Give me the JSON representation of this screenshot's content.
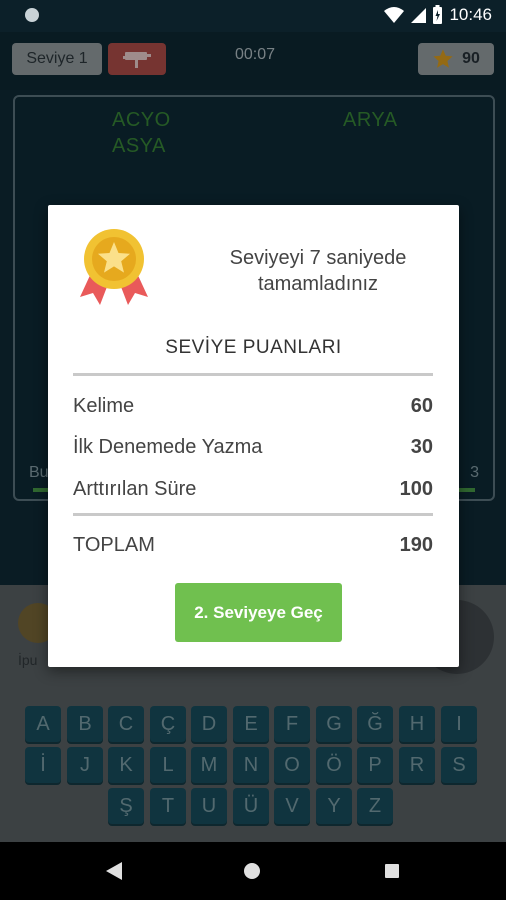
{
  "status_bar": {
    "time": "10:46"
  },
  "topbar": {
    "level_label": "Seviye 1",
    "timer": "00:07",
    "score": "90"
  },
  "board": {
    "words": [
      "ACYO",
      "ARYA",
      "ASYA"
    ],
    "corner_left": "Bu",
    "corner_right": "3"
  },
  "lower": {
    "hint_label": "İpu"
  },
  "keyboard": {
    "rows": [
      [
        "A",
        "B",
        "C",
        "Ç",
        "D",
        "E",
        "F",
        "G",
        "Ğ",
        "H",
        "I"
      ],
      [
        "İ",
        "J",
        "K",
        "L",
        "M",
        "N",
        "O",
        "Ö",
        "P",
        "R",
        "S"
      ],
      [
        "Ş",
        "T",
        "U",
        "Ü",
        "V",
        "Y",
        "Z"
      ]
    ]
  },
  "modal": {
    "message_line1": "Seviyeyi 7 saniyede",
    "message_line2": "tamamladınız",
    "section_title": "SEVİYE PUANLARI",
    "rows": [
      {
        "label": "Kelime",
        "value": "60"
      },
      {
        "label": "İlk Denemede Yazma",
        "value": "30"
      },
      {
        "label": "Arttırılan Süre",
        "value": "100"
      }
    ],
    "total_label": "TOPLAM",
    "total_value": "190",
    "next_button": "2. Seviyeye Geç"
  },
  "colors": {
    "accent_green": "#70c04f",
    "word_green": "#3a8a3a",
    "key_bg": "#1a5161",
    "star": "#f2b21d"
  }
}
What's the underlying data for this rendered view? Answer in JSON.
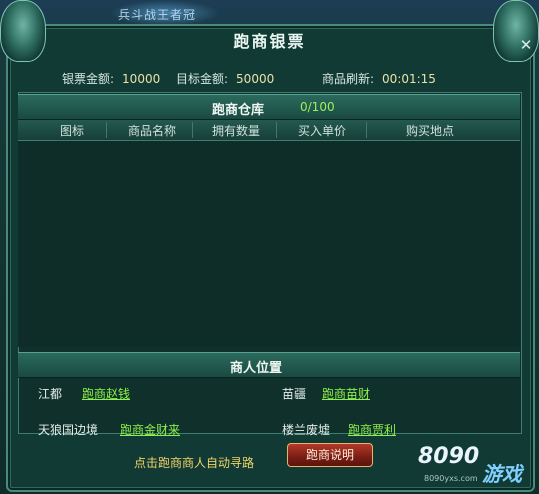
{
  "scene": {
    "banner_text": "兵斗战王者冠"
  },
  "window": {
    "title": "跑商银票",
    "close_symbol": "✕"
  },
  "info": {
    "ticket_amount_label": "银票金额:",
    "ticket_amount": "10000",
    "target_amount_label": "目标金额:",
    "target_amount": "50000",
    "refresh_label": "商品刷新:",
    "refresh_time": "00:01:15"
  },
  "warehouse": {
    "title": "跑商仓库",
    "count": "0/100",
    "columns": [
      "图标",
      "商品名称",
      "拥有数量",
      "买入单价",
      "购买地点"
    ]
  },
  "merchants": {
    "title": "商人位置",
    "entries": [
      {
        "place": "江都",
        "npc": "跑商赵钱"
      },
      {
        "place": "苗疆",
        "npc": "跑商苗财"
      },
      {
        "place": "天狼国边境",
        "npc": "跑商金财来"
      },
      {
        "place": "楼兰废墟",
        "npc": "跑商贾利"
      }
    ]
  },
  "footer": {
    "hint": "点击跑商商人自动寻路",
    "help_button": "跑商说明"
  },
  "watermark": {
    "number": "8090",
    "chinese": "游戏",
    "url": "8090yxs.com"
  }
}
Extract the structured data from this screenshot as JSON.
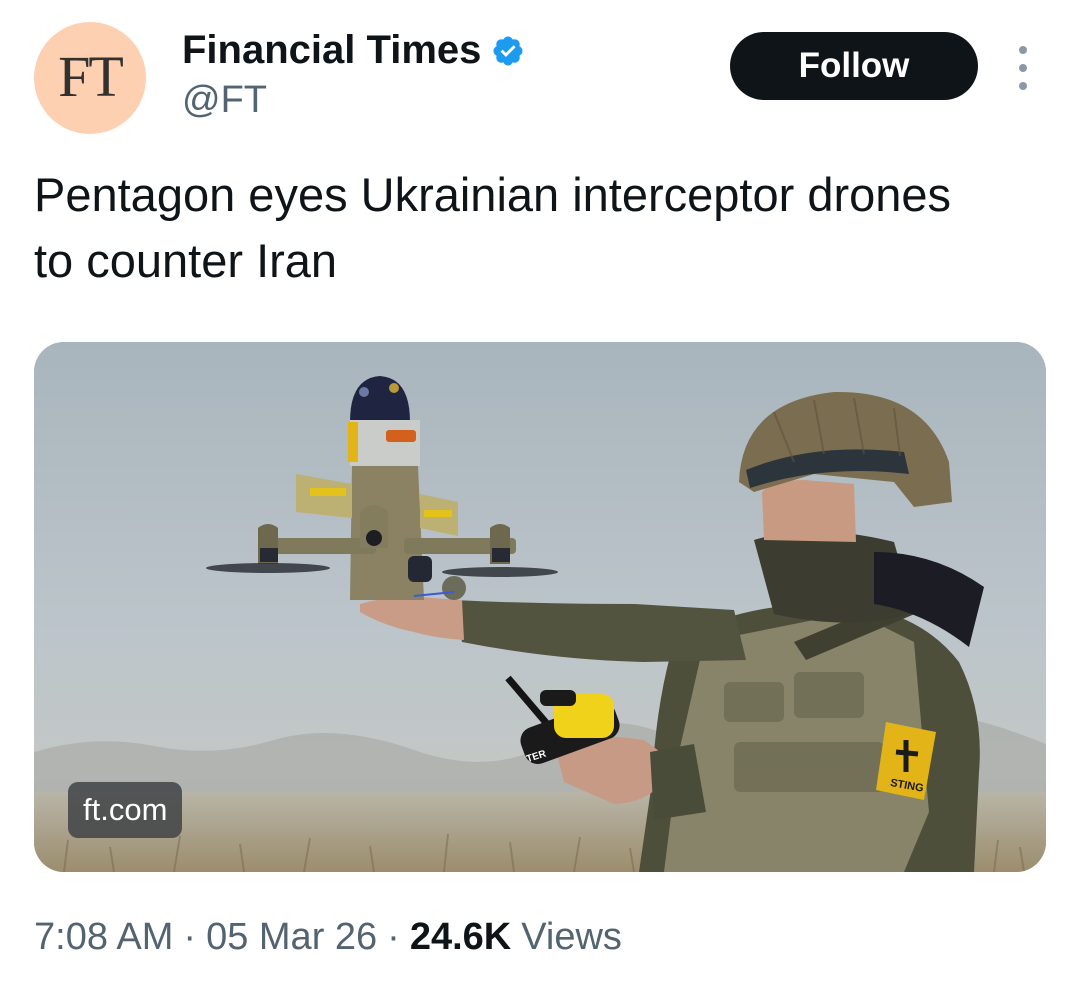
{
  "author": {
    "avatar_text": "FT",
    "display_name": "Financial Times",
    "handle": "@FT",
    "verified": true,
    "avatar_bg_color": "#fcd0b1",
    "badge_color": "#1d9bf0"
  },
  "actions": {
    "follow_label": "Follow",
    "more_icon": "more-vertical-icon"
  },
  "tweet": {
    "text": "Pentagon eyes Ukrainian interceptor drones to counter Iran"
  },
  "media": {
    "source_label": "ft.com",
    "patch_text": "STING",
    "controller_text": "TER"
  },
  "meta": {
    "time": "7:08 AM",
    "separator": "·",
    "date": "05 Mar 26",
    "views_count": "24.6K",
    "views_label": "Views"
  }
}
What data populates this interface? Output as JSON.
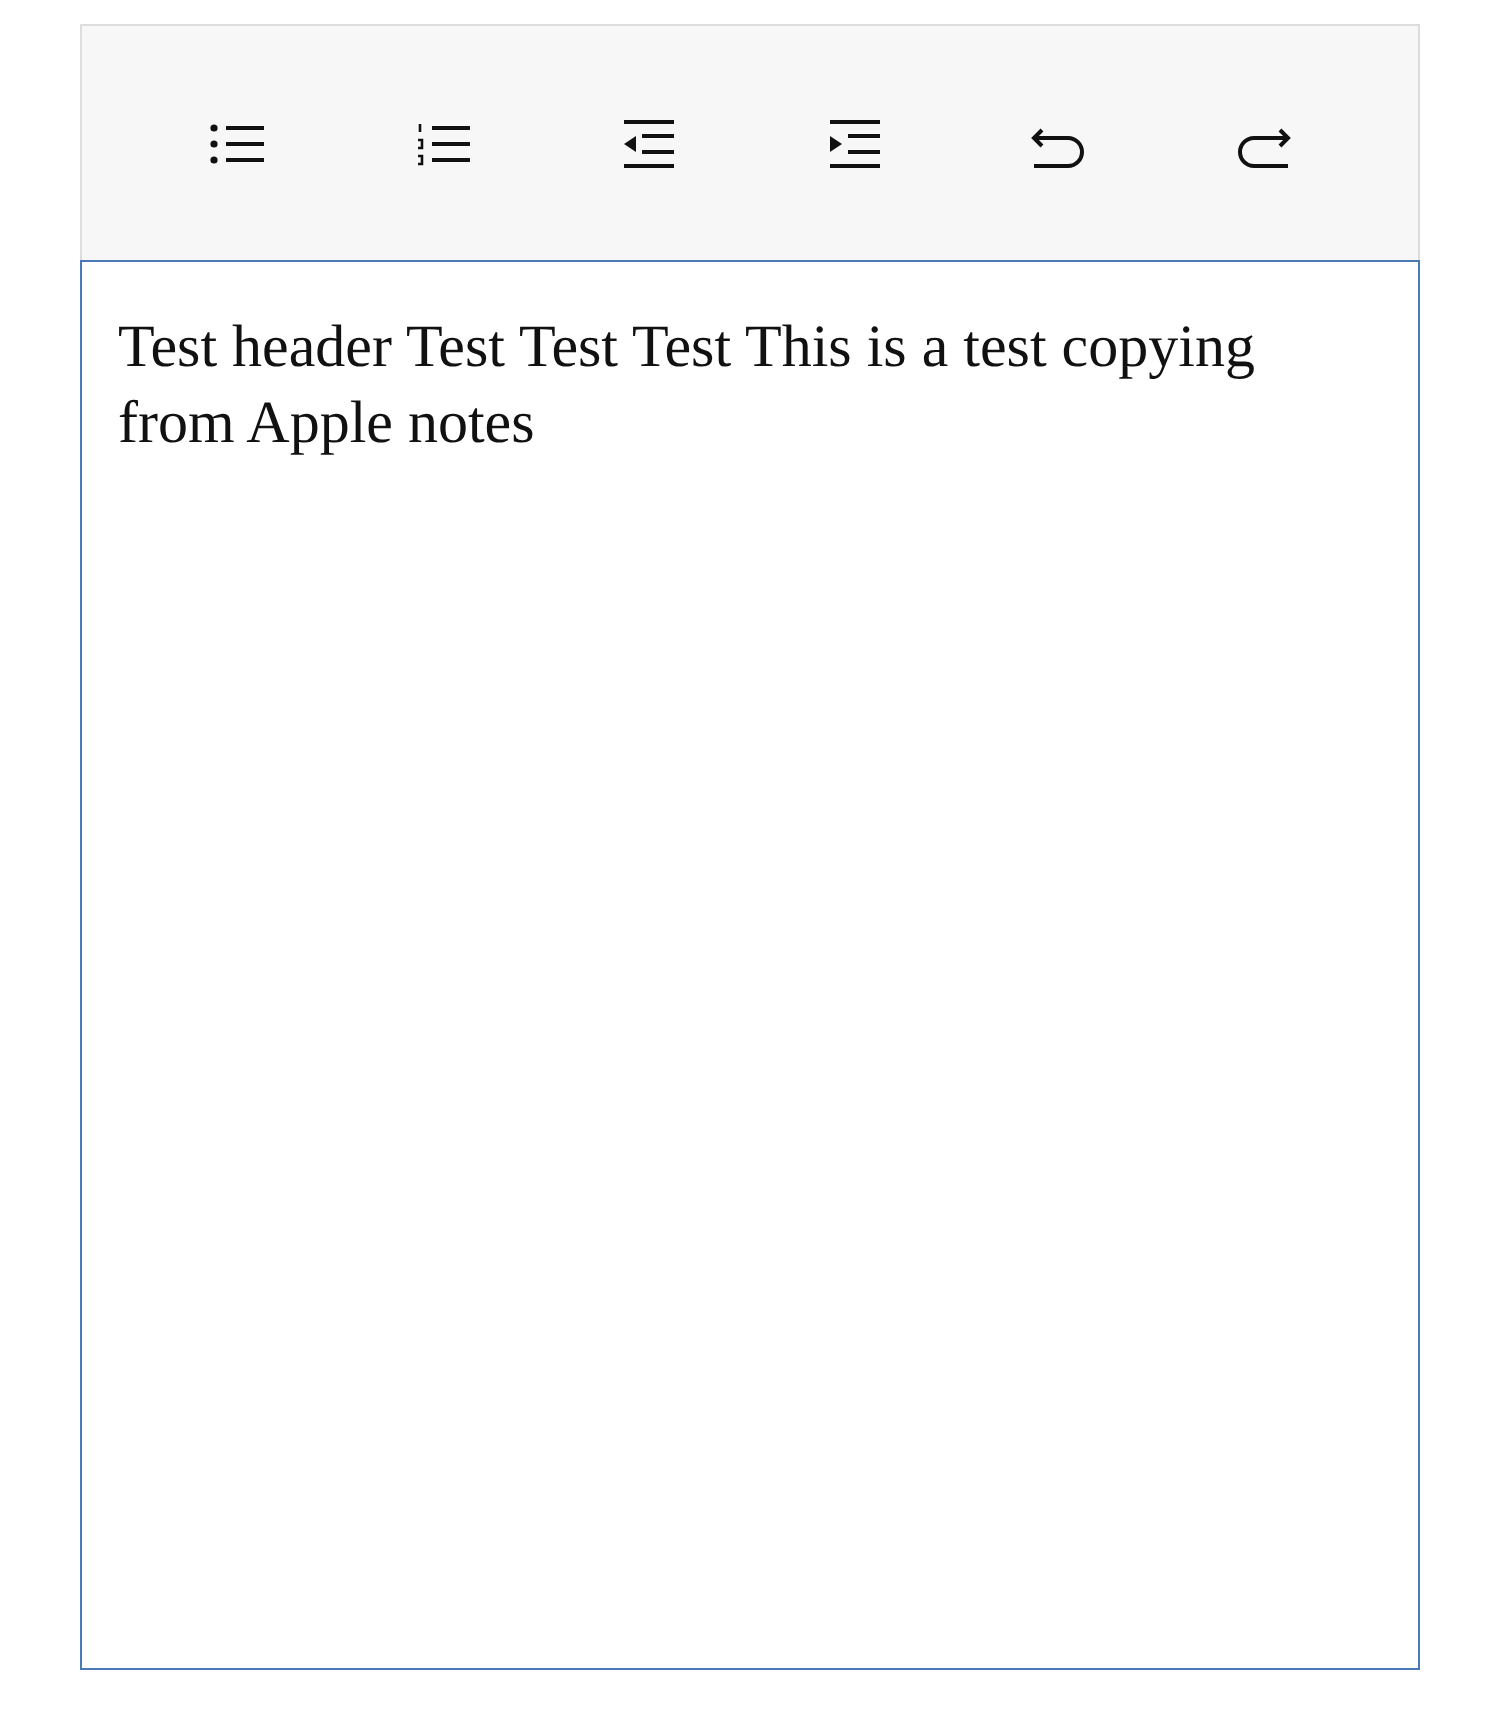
{
  "toolbar": {
    "buttons": [
      {
        "kind": "bullet-list"
      },
      {
        "kind": "numbered-list"
      },
      {
        "kind": "outdent"
      },
      {
        "kind": "indent"
      },
      {
        "kind": "undo"
      },
      {
        "kind": "redo"
      }
    ]
  },
  "editor": {
    "value": "Test header Test Test Test This is a test copying from Apple notes"
  }
}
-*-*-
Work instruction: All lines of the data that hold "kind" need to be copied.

Result for this task:
        "kind": "bullet-list"
        "kind": "numbered-list"
        "kind": "outdent"
        "kind": "indent"
        "kind": "undo"
        "kind": "redo"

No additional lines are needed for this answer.